## [What the task asks]
From top to bottom, each entry below must be reproduced exactly.

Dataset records
◆ ◆ ◆ ◆ ◆ ◆ ◆
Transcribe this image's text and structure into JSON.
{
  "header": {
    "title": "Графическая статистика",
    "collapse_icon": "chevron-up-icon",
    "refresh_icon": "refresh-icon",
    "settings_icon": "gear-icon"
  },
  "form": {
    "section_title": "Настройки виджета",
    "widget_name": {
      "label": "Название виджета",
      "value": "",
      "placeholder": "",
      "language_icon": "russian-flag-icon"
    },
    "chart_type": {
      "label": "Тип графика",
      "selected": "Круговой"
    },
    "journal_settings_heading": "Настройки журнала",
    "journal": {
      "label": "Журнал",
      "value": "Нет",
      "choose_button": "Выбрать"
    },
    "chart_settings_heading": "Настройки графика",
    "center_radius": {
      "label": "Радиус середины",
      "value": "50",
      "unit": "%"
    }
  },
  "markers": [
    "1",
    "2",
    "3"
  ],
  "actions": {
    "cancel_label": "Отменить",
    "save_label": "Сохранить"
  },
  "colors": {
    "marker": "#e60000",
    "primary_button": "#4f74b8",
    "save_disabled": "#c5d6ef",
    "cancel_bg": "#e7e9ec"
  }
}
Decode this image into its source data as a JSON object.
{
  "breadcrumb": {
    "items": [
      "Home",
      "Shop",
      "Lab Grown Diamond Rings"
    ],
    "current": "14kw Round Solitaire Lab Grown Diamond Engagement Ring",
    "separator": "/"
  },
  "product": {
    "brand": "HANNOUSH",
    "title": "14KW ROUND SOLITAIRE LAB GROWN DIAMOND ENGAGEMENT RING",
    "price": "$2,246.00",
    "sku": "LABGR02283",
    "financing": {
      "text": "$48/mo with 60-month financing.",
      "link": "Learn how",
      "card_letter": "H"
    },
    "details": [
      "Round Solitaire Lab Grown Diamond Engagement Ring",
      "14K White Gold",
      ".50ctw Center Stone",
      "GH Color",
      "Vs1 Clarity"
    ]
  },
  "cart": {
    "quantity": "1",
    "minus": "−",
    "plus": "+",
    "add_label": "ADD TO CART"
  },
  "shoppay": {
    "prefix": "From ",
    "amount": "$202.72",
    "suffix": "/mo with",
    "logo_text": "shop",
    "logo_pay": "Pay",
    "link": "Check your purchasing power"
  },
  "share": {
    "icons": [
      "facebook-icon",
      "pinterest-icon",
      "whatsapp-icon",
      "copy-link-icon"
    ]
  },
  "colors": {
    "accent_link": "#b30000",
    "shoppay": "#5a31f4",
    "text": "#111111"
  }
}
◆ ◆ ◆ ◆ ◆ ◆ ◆
## [Response to this task]
Transcribe this image's text and structure into JSON.
{
  "header": {
    "title": "Графическая статистика",
    "collapse_icon": "chevron-up-icon",
    "refresh_icon": "refresh-icon",
    "settings_icon": "gear-icon"
  },
  "form": {
    "section_title": "Настройки виджета",
    "widget_name": {
      "label": "Название виджета",
      "value": "",
      "placeholder": "",
      "language_icon": "russian-flag-icon"
    },
    "chart_type": {
      "label": "Тип графика",
      "selected": "Круговой"
    },
    "journal_settings_heading": "Настройки журнала",
    "journal": {
      "label": "Журнал",
      "value": "Нет",
      "choose_button": "Выбрать"
    },
    "chart_settings_heading": "Настройки графика",
    "center_radius": {
      "label": "Радиус середины",
      "value": "50",
      "unit": "%"
    }
  },
  "markers": [
    "1",
    "2",
    "3"
  ],
  "actions": {
    "cancel_label": "Отменить",
    "save_label": "Сохранить"
  },
  "colors": {
    "marker": "#e60000",
    "primary_button": "#4f74b8",
    "save_disabled": "#c5d6ef",
    "cancel_bg": "#e7e9ec"
  }
}
Decode this image into its source data as a JSON object.
{
  "breadcrumb": {
    "items": [
      "Home",
      "Shop",
      "Lab Grown Diamond Rings"
    ],
    "current": "14kw Round Solitaire Lab Grown Diamond Engagement Ring",
    "separator": "/"
  },
  "product": {
    "brand": "HANNOUSH",
    "title": "14KW ROUND SOLITAIRE LAB GROWN DIAMOND ENGAGEMENT RING",
    "price": "$2,246.00",
    "sku": "LABGR02283",
    "financing": {
      "text": "$48/mo with 60-month financing.",
      "link": "Learn how",
      "card_letter": "H"
    },
    "details": [
      "Round Solitaire Lab Grown Diamond Engagement Ring",
      "14K White Gold",
      ".50ctw Center Stone",
      "GH Color",
      "Vs1 Clarity"
    ]
  },
  "cart": {
    "quantity": "1",
    "minus": "−",
    "plus": "+",
    "add_label": "ADD TO CART"
  },
  "shoppay": {
    "prefix": "From ",
    "amount": "$202.72",
    "suffix": "/mo with",
    "logo_text": "shop",
    "logo_pay": "Pay",
    "link": "Check your purchasing power"
  },
  "share": {
    "icons": [
      "facebook-icon",
      "pinterest-icon",
      "whatsapp-icon",
      "copy-link-icon"
    ]
  },
  "colors": {
    "accent_link": "#b30000",
    "shoppay": "#5a31f4",
    "text": "#111111"
  }
}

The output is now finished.